Two recent features in the mainstream British media turned out to be enough to spur some debate about the so-called “Rise of the Afrobeats” in the U.K. The Guardian interviewed DJ Abrantee (quoting Abrantee as him having coined the term “Afrobeats” — or so the journalist said, which Abrantee later denied, but which didn’t stop MTV Iggy from copying it) while BBC radio aired a one-hour show as “your complete guide to Afrobeats.” Both features came with popular music plugs but also with some ludicrous quotes (such as “Nigerians are just hustlers on a high level… A Kenyan you can just walk by, he doesn’t exude that super star flair”; “male African dancers are much better dancers than the female Africans”; “African music is just beginning, just starting now”; “Africa’s a place full of love, despite it being depicted as war-torn”; “these songs are not about sex, but about love”; etcetera). Host of the show DJ Edu later clarified he wanted to “package African music to the West who loves a story” but it got us thinking.

Even from the outside looking in, one can recognize a persistent genre obsessed hype machine around “Black Music” in the U.K. We’re familiar with wider debates around the practice in the “World Music” industry in general so we won’t spend too much time explaining why the “Afrobeats” name is somewhat irresponsible and misleading (adding an “s” to Afrobeat?). Those of us who are interested in promoting African music around the world have to be wary of the reflex to lump music from diverse places and historical contexts into one new category. If we want to be pan-African, then let’s be pan-African, but let’s not pave over local identities and histories solely for the sake of an easier marketing plan (let alone for the West “that loves a story”). Plus, since we at AIAC often rep for smaller countries, we realize that scenes in less equipped areas will never be able to compete with the giant industries in places like Ghana and Nigeria. If practices like this continue, too many local and national scenes will fall victim to unfair international competition.

Another problematic claim that has emerged through the dialogue is that the U.K. is “leading the way” in the popularization of African music in the world. While we’ll admit that the U.K.’s large immigrant communities certainly play a role in the popularization of African music in the British mainstream, the problem with a U.K. centered view is that it ignores the waves that popular African artists have made in other places.
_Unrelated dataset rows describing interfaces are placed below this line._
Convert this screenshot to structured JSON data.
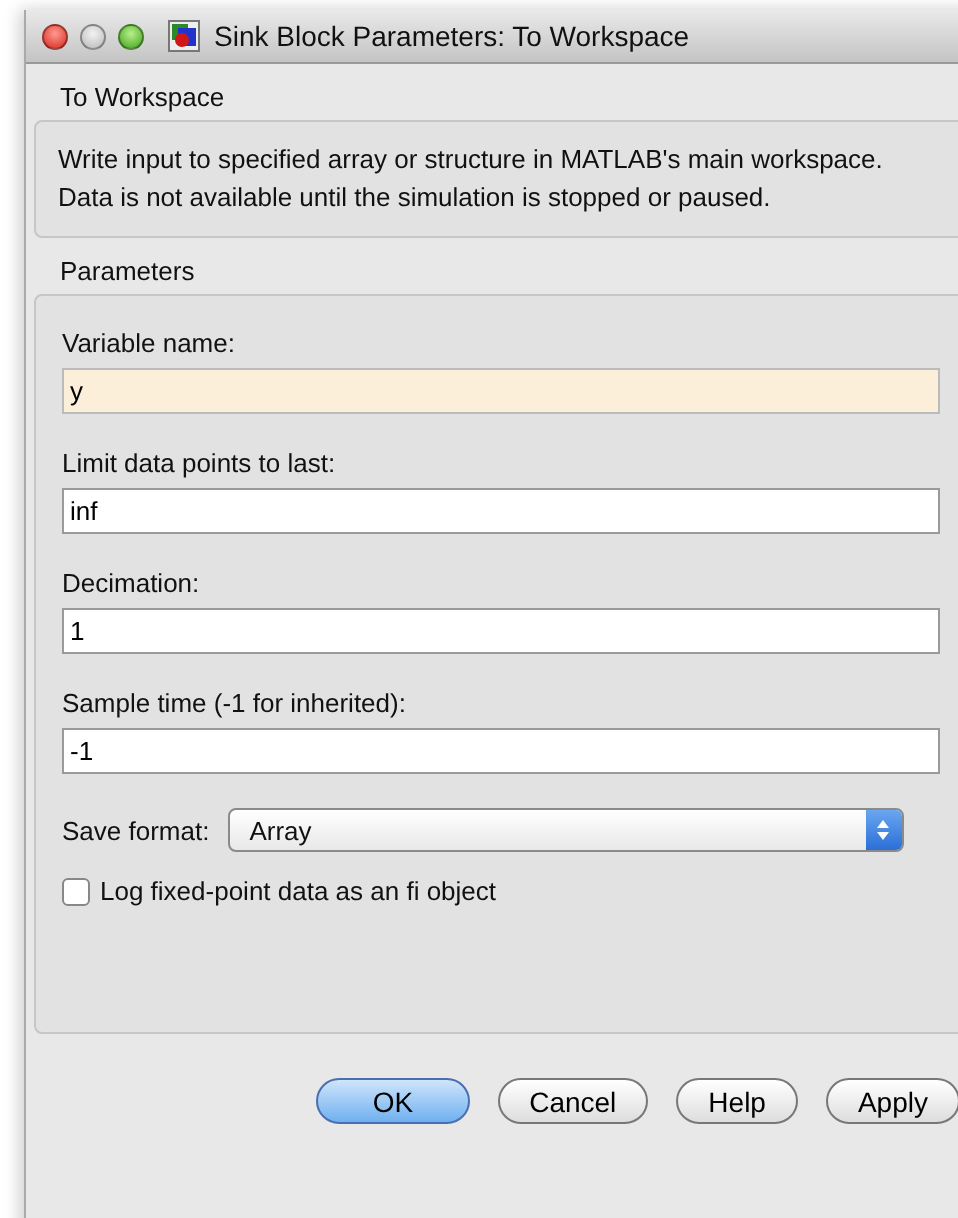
{
  "window": {
    "title": "Sink Block Parameters: To Workspace"
  },
  "block": {
    "name": "To Workspace",
    "description": "Write input to specified array or structure in MATLAB's main workspace. Data is not available until the simulation is stopped or paused."
  },
  "parameters": {
    "title": "Parameters",
    "fields": [
      {
        "kind": "text",
        "label": "Variable name:",
        "value": "y",
        "focused": true
      },
      {
        "kind": "text",
        "label": "Limit data points to last:",
        "value": "inf",
        "focused": false
      },
      {
        "kind": "text",
        "label": "Decimation:",
        "value": "1",
        "focused": false
      },
      {
        "kind": "text",
        "label": "Sample time (-1 for inherited):",
        "value": "-1",
        "focused": false
      },
      {
        "kind": "select",
        "label": "Save format:",
        "value": "Array",
        "focused": false
      },
      {
        "kind": "checkbox",
        "label": "Log fixed-point data as an fi object",
        "checked": false
      }
    ]
  },
  "buttons": [
    {
      "label": "OK",
      "default": true
    },
    {
      "label": "Cancel",
      "default": false
    },
    {
      "label": "Help",
      "default": false
    },
    {
      "label": "Apply",
      "default": false
    }
  ]
}
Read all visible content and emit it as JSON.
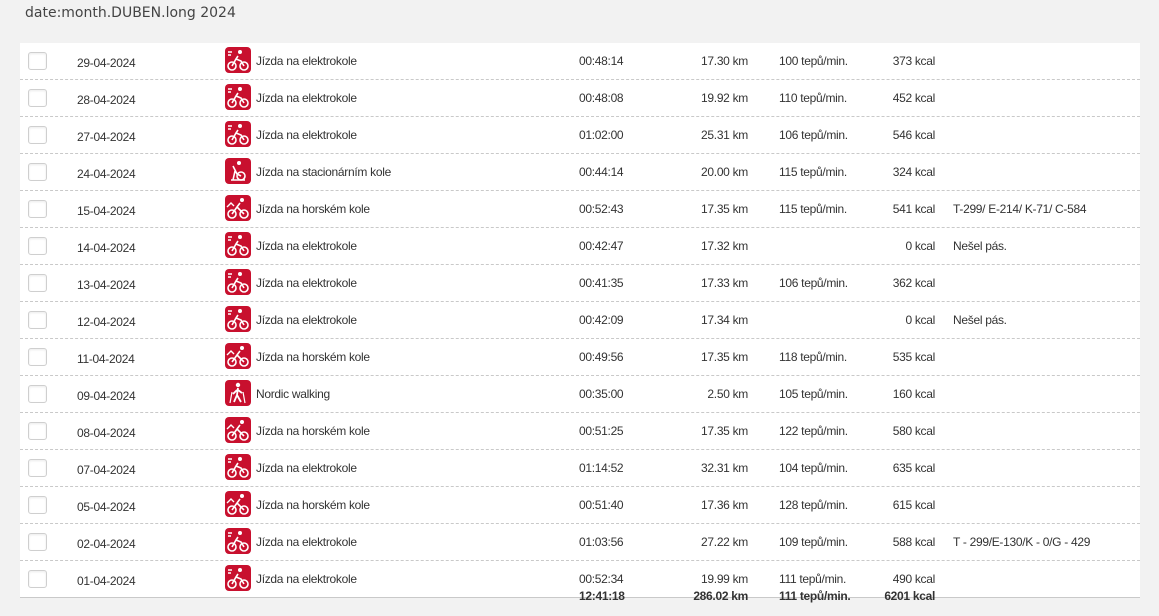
{
  "header": {
    "title": "date:month.DUBEN.long 2024"
  },
  "rows": [
    {
      "date": "29-04-2024",
      "icon": "ebike-icon",
      "activity": "Jízda na elektrokole",
      "duration": "00:48:14",
      "distance": "17.30 km",
      "hr": "100 tepů/min.",
      "kcal": "373 kcal",
      "note": ""
    },
    {
      "date": "28-04-2024",
      "icon": "ebike-icon",
      "activity": "Jízda na elektrokole",
      "duration": "00:48:08",
      "distance": "19.92 km",
      "hr": "110 tepů/min.",
      "kcal": "452 kcal",
      "note": ""
    },
    {
      "date": "27-04-2024",
      "icon": "ebike-icon",
      "activity": "Jízda na elektrokole",
      "duration": "01:02:00",
      "distance": "25.31 km",
      "hr": "106 tepů/min.",
      "kcal": "546 kcal",
      "note": ""
    },
    {
      "date": "24-04-2024",
      "icon": "stationary-bike-icon",
      "activity": "Jízda na stacionárním kole",
      "duration": "00:44:14",
      "distance": "20.00 km",
      "hr": "115 tepů/min.",
      "kcal": "324 kcal",
      "note": ""
    },
    {
      "date": "15-04-2024",
      "icon": "mountain-bike-icon",
      "activity": "Jízda na horském kole",
      "duration": "00:52:43",
      "distance": "17.35 km",
      "hr": "115 tepů/min.",
      "kcal": "541 kcal",
      "note": "T-299/ E-214/ K-71/ C-584"
    },
    {
      "date": "14-04-2024",
      "icon": "ebike-icon",
      "activity": "Jízda na elektrokole",
      "duration": "00:42:47",
      "distance": "17.32 km",
      "hr": "",
      "kcal": "0 kcal",
      "note": "Nešel pás."
    },
    {
      "date": "13-04-2024",
      "icon": "ebike-icon",
      "activity": "Jízda na elektrokole",
      "duration": "00:41:35",
      "distance": "17.33 km",
      "hr": "106 tepů/min.",
      "kcal": "362 kcal",
      "note": ""
    },
    {
      "date": "12-04-2024",
      "icon": "ebike-icon",
      "activity": "Jízda na elektrokole",
      "duration": "00:42:09",
      "distance": "17.34 km",
      "hr": "",
      "kcal": "0 kcal",
      "note": "Nešel pás."
    },
    {
      "date": "11-04-2024",
      "icon": "mountain-bike-icon",
      "activity": "Jízda na horském kole",
      "duration": "00:49:56",
      "distance": "17.35 km",
      "hr": "118 tepů/min.",
      "kcal": "535 kcal",
      "note": ""
    },
    {
      "date": "09-04-2024",
      "icon": "nordic-walking-icon",
      "activity": "Nordic walking",
      "duration": "00:35:00",
      "distance": "2.50 km",
      "hr": "105 tepů/min.",
      "kcal": "160 kcal",
      "note": ""
    },
    {
      "date": "08-04-2024",
      "icon": "mountain-bike-icon",
      "activity": "Jízda na horském kole",
      "duration": "00:51:25",
      "distance": "17.35 km",
      "hr": "122 tepů/min.",
      "kcal": "580 kcal",
      "note": ""
    },
    {
      "date": "07-04-2024",
      "icon": "ebike-icon",
      "activity": "Jízda na elektrokole",
      "duration": "01:14:52",
      "distance": "32.31 km",
      "hr": "104 tepů/min.",
      "kcal": "635 kcal",
      "note": ""
    },
    {
      "date": "05-04-2024",
      "icon": "mountain-bike-icon",
      "activity": "Jízda na horském kole",
      "duration": "00:51:40",
      "distance": "17.36 km",
      "hr": "128 tepů/min.",
      "kcal": "615 kcal",
      "note": ""
    },
    {
      "date": "02-04-2024",
      "icon": "ebike-icon",
      "activity": "Jízda na elektrokole",
      "duration": "01:03:56",
      "distance": "27.22 km",
      "hr": "109 tepů/min.",
      "kcal": "588 kcal",
      "note": "T - 299/E-130/K - 0/G - 429"
    },
    {
      "date": "01-04-2024",
      "icon": "ebike-icon",
      "activity": "Jízda na elektrokole",
      "duration": "00:52:34",
      "distance": "19.99 km",
      "hr": "111 tepů/min.",
      "kcal": "490 kcal",
      "note": ""
    }
  ],
  "totals": {
    "duration": "12:41:18",
    "distance": "286.02 km",
    "hr": "111 tepů/min.",
    "kcal": "6201 kcal"
  },
  "colors": {
    "icon_bg": "#c8102e",
    "page_bg": "#f2f2f2",
    "table_bg": "#ffffff"
  }
}
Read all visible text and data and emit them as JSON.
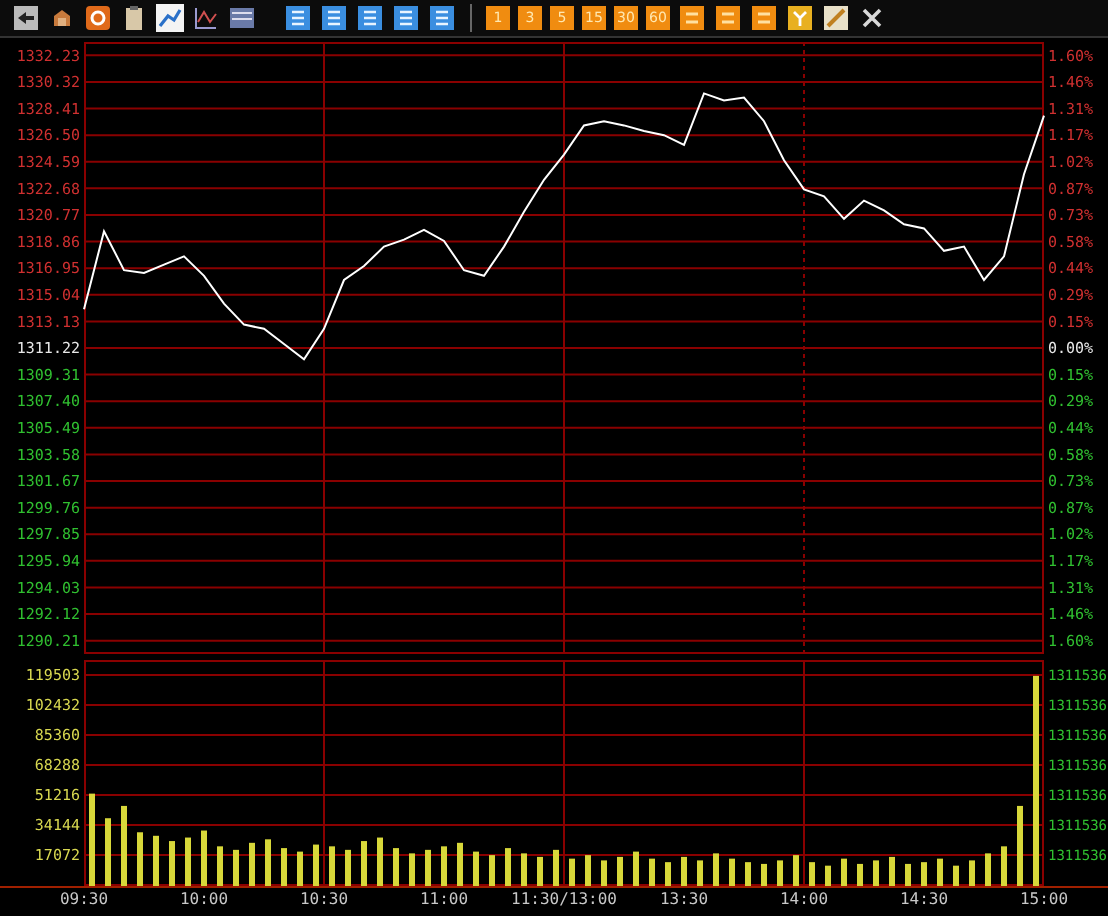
{
  "toolbar": {
    "tools": [
      {
        "selected": false
      },
      {
        "selected": false
      },
      {
        "selected": false
      },
      {
        "selected": false
      },
      {
        "selected": true
      },
      {
        "selected": false
      },
      {
        "selected": false
      }
    ],
    "period_buttons": [
      "1",
      "3",
      "5",
      "15",
      "30",
      "60"
    ]
  },
  "price_panel": {
    "chart_data": {
      "type": "line",
      "ylim": [
        1290.21,
        1332.23
      ],
      "grid": true,
      "yticks": [
        {
          "value": 1332.23,
          "label": "1332.23"
        },
        {
          "value": 1330.32,
          "label": "1330.32"
        },
        {
          "value": 1328.41,
          "label": "1328.41"
        },
        {
          "value": 1326.5,
          "label": "1326.50"
        },
        {
          "value": 1324.59,
          "label": "1324.59"
        },
        {
          "value": 1322.68,
          "label": "1322.68"
        },
        {
          "value": 1320.77,
          "label": "1320.77"
        },
        {
          "value": 1318.86,
          "label": "1318.86"
        },
        {
          "value": 1316.95,
          "label": "1316.95"
        },
        {
          "value": 1315.04,
          "label": "1315.04"
        },
        {
          "value": 1313.13,
          "label": "1313.13"
        },
        {
          "value": 1311.22,
          "label": "1311.22"
        },
        {
          "value": 1309.31,
          "label": "1309.31"
        },
        {
          "value": 1307.4,
          "label": "1307.40"
        },
        {
          "value": 1305.49,
          "label": "1305.49"
        },
        {
          "value": 1303.58,
          "label": "1303.58"
        },
        {
          "value": 1301.67,
          "label": "1301.67"
        },
        {
          "value": 1299.76,
          "label": "1299.76"
        },
        {
          "value": 1297.85,
          "label": "1297.85"
        },
        {
          "value": 1295.94,
          "label": "1295.94"
        },
        {
          "value": 1294.03,
          "label": "1294.03"
        },
        {
          "value": 1292.12,
          "label": "1292.12"
        },
        {
          "value": 1290.21,
          "label": "1290.21"
        }
      ],
      "series": [
        {
          "color": "#ffffff",
          "values": [
            1314,
            1319.6,
            1316.8,
            1316.6,
            1317.2,
            1317.8,
            1316.4,
            1314.4,
            1312.9,
            1312.6,
            1311.5,
            1310.4,
            1312.6,
            1316.1,
            1317.1,
            1318.5,
            1319,
            1319.7,
            1318.9,
            1316.8,
            1316.4,
            1318.5,
            1321,
            1323.3,
            1325.1,
            1327.2,
            1327.5,
            1327.2,
            1326.8,
            1326.5,
            1325.8,
            1329.5,
            1329,
            1329.2,
            1327.5,
            1324.7,
            1322.6,
            1322.1,
            1320.5,
            1321.8,
            1321.1,
            1320.1,
            1319.8,
            1318.2,
            1318.5,
            1316.1,
            1317.8,
            1323.7,
            1327.9
          ]
        }
      ]
    },
    "change_labels": [
      "1.60%",
      "1.46%",
      "1.31%",
      "1.17%",
      "1.02%",
      "0.87%",
      "0.73%",
      "0.58%",
      "0.44%",
      "0.29%",
      "0.15%",
      "0.00%",
      "0.15%",
      "0.29%",
      "0.44%",
      "0.58%",
      "0.73%",
      "0.87%",
      "1.02%",
      "1.17%",
      "1.31%",
      "1.46%",
      "1.60%"
    ]
  },
  "volume_panel": {
    "chart_data": {
      "type": "bar",
      "ylim": [
        0,
        119503
      ],
      "grid": true,
      "yticks": [
        {
          "value": 119503,
          "label": "119503"
        },
        {
          "value": 102432,
          "label": "102432"
        },
        {
          "value": 85360,
          "label": "85360"
        },
        {
          "value": 68288,
          "label": "68288"
        },
        {
          "value": 51216,
          "label": "51216"
        },
        {
          "value": 34144,
          "label": "34144"
        },
        {
          "value": 17072,
          "label": "17072"
        }
      ],
      "series": [
        {
          "color": "#d8d83a",
          "values": [
            52000,
            38000,
            45000,
            30000,
            28000,
            25000,
            27000,
            31000,
            22000,
            20000,
            24000,
            26000,
            21000,
            19000,
            23000,
            22000,
            20000,
            25000,
            27000,
            21000,
            18000,
            20000,
            22000,
            24000,
            19000,
            17000,
            21000,
            18000,
            16000,
            20000,
            15000,
            17000,
            14000,
            16000,
            19000,
            15000,
            13000,
            16000,
            14000,
            18000,
            15000,
            13000,
            12000,
            14000,
            17000,
            13000,
            11000,
            15000,
            12000,
            14000,
            16000,
            12000,
            13000,
            15000,
            11000,
            14000,
            18000,
            22000,
            45000,
            119000
          ]
        }
      ]
    },
    "right_labels": [
      "1311536",
      "1311536",
      "1311536",
      "1311536",
      "1311536",
      "1311536",
      "1311536"
    ]
  },
  "time_axis": [
    "09:30",
    "10:00",
    "10:30",
    "11:00",
    "11:30/13:00",
    "13:30",
    "14:00",
    "14:30",
    "15:00"
  ]
}
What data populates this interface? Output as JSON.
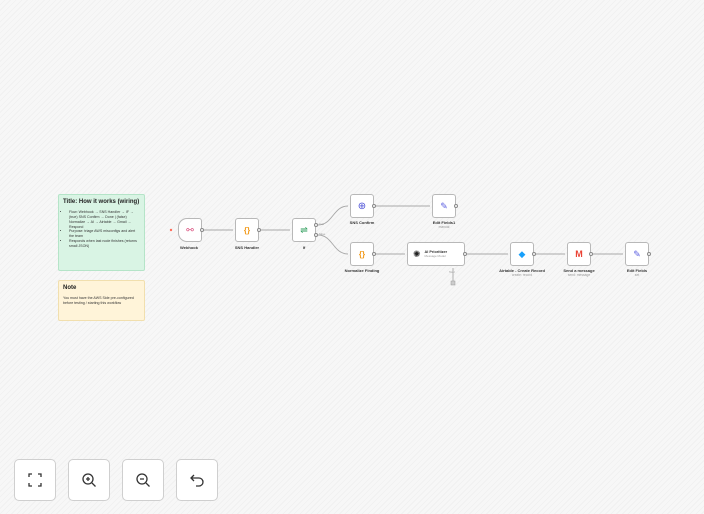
{
  "sticky_notes": [
    {
      "title": "Title: How it works (wiring)",
      "items": [
        "Flow: Webhook → SNS Handler → IF → (true) SNS Confirm → Done | (false) Normalize → AI → Airtable → Gmail → Respond",
        "Purpose: triage AWS misconfigs and alert the team",
        "Responds when last node finishes (returns small JSON)"
      ]
    },
    {
      "title": "Note",
      "items": [
        "You must have the AWS Side pre-configured before testing / starting this workflow"
      ]
    }
  ],
  "nodes": {
    "webhook": {
      "label": "Webhook",
      "icon": "webhook-icon"
    },
    "sns_handler": {
      "label": "SNS Handler",
      "icon": "code-braces-icon"
    },
    "if": {
      "label": "If",
      "icon": "signpost-icon",
      "out_true": "true",
      "out_false": "false"
    },
    "sns_confirm": {
      "label": "SNS Confirm",
      "icon": "globe-icon"
    },
    "edit_fields1": {
      "label": "Edit Fields1",
      "sub": "manual",
      "icon": "pencil-icon"
    },
    "normalize": {
      "label": "Normalize Finding",
      "icon": "code-braces-icon"
    },
    "ai": {
      "label": "AI Prioritizer",
      "sub": "Message Model",
      "icon": "openai-icon",
      "tool": "Tool"
    },
    "airtable": {
      "label": "Airtable - Create Record",
      "sub": "create: record",
      "icon": "airtable-icon"
    },
    "gmail": {
      "label": "Send a message",
      "sub": "send: message",
      "icon": "gmail-icon"
    },
    "edit_fields": {
      "label": "Edit Fields",
      "sub": "set",
      "icon": "pencil-icon"
    }
  },
  "controls": [
    "zoom-to-fit",
    "zoom-in",
    "zoom-out",
    "undo"
  ]
}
Paris centered explorations with Coupe Decale and Kuduro have made a significant impact in France and Portugal, but also in Brazil, the U.S., Spanish speaking America and other parts of the Caribbean (Kuduro has been getting play at Brooklyn Carnival for the last couple years.) Maybe Don Omar isn’t as big as Kanye to many in the English speaking world, but he’s undoubtedly bigger in other parts of the world. So when he jumps on a track called Danza Kuduro, it holds mainstream weight.

Lastly, perhaps the biggest worry is how in the wake of Kanye signing D’Banj, people’s focus has seemed to center around getting U.S. corporate mainstream attention. While that’s also part of spreading the music, since when did the U.S. mainstream become the end-all watermark of success for African artists? We’ve personally always believed in de-centering global creativity away from the U.S. and Europe, and we think that’s the real story here. It’s not “Afrobeats” in itself, but what “Afrobeats” will allow.

Further Reading

The death of cities

Cities will continue to exist and grow despite the coronavirus crisis because of the distinctly human need for social interaction, physical contact, and collaboration.

Drugs and police in Mathare

Drug use among young people in Nairobi’s slums is on the rise. Youth also face arbitrary arrests by the police, resulting in jail time which turns them into hardcore criminals in a vicious cycle.